ASSIGNED TASK ▸
In the entries below, find each line with the word "Touch" and return it.

Data excerpts
=== Begin Enclosure ===

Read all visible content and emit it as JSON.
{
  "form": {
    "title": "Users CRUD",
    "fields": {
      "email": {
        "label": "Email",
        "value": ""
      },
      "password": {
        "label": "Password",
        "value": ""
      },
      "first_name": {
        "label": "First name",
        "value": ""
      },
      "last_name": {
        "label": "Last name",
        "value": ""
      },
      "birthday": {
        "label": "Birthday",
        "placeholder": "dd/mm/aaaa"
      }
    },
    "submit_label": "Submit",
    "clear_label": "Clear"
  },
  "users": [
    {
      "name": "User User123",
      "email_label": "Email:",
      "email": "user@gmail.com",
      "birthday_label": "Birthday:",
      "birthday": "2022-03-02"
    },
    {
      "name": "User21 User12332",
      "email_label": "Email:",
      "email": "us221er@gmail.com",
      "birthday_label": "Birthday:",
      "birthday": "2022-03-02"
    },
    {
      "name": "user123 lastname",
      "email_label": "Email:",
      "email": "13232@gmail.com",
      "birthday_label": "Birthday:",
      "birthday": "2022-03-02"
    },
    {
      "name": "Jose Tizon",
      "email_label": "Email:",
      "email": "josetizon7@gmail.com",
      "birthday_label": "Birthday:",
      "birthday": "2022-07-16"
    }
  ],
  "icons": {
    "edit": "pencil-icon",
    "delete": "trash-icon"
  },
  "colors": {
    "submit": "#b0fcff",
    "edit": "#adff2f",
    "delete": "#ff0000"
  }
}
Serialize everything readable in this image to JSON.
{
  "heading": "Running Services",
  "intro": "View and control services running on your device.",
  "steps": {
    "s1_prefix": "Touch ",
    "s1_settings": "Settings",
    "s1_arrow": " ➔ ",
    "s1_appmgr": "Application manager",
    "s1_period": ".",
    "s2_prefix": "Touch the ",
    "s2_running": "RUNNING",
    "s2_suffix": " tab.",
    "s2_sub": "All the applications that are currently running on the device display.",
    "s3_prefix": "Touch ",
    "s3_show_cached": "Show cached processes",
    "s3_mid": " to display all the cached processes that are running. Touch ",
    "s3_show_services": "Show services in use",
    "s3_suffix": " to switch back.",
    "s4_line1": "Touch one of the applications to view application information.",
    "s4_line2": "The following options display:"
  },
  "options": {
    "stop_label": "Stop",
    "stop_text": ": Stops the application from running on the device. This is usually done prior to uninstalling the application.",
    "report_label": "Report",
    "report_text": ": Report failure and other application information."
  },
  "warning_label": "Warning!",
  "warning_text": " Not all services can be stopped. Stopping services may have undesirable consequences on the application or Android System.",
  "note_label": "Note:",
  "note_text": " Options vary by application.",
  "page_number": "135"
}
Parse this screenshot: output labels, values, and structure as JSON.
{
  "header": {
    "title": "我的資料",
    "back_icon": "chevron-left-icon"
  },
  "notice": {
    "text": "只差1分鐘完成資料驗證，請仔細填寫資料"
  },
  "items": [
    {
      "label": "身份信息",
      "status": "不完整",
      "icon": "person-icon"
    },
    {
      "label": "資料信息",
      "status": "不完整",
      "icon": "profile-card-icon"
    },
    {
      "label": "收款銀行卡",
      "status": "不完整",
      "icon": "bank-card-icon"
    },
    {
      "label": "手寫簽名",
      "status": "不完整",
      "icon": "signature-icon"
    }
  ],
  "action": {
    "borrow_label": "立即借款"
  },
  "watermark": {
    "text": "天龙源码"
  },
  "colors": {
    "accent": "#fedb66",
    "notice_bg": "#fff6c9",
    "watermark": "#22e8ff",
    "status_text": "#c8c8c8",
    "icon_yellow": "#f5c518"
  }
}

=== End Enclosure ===

EXERCISE RESULT ▸
    "s1_prefix": "Touch ",
    "s2_prefix": "Touch the ",
    "s3_prefix": "Touch ",
    "s3_mid": " to display all the cached processes that are running. Touch ",
    "s4_line1": "Touch one of the applications to view application information.",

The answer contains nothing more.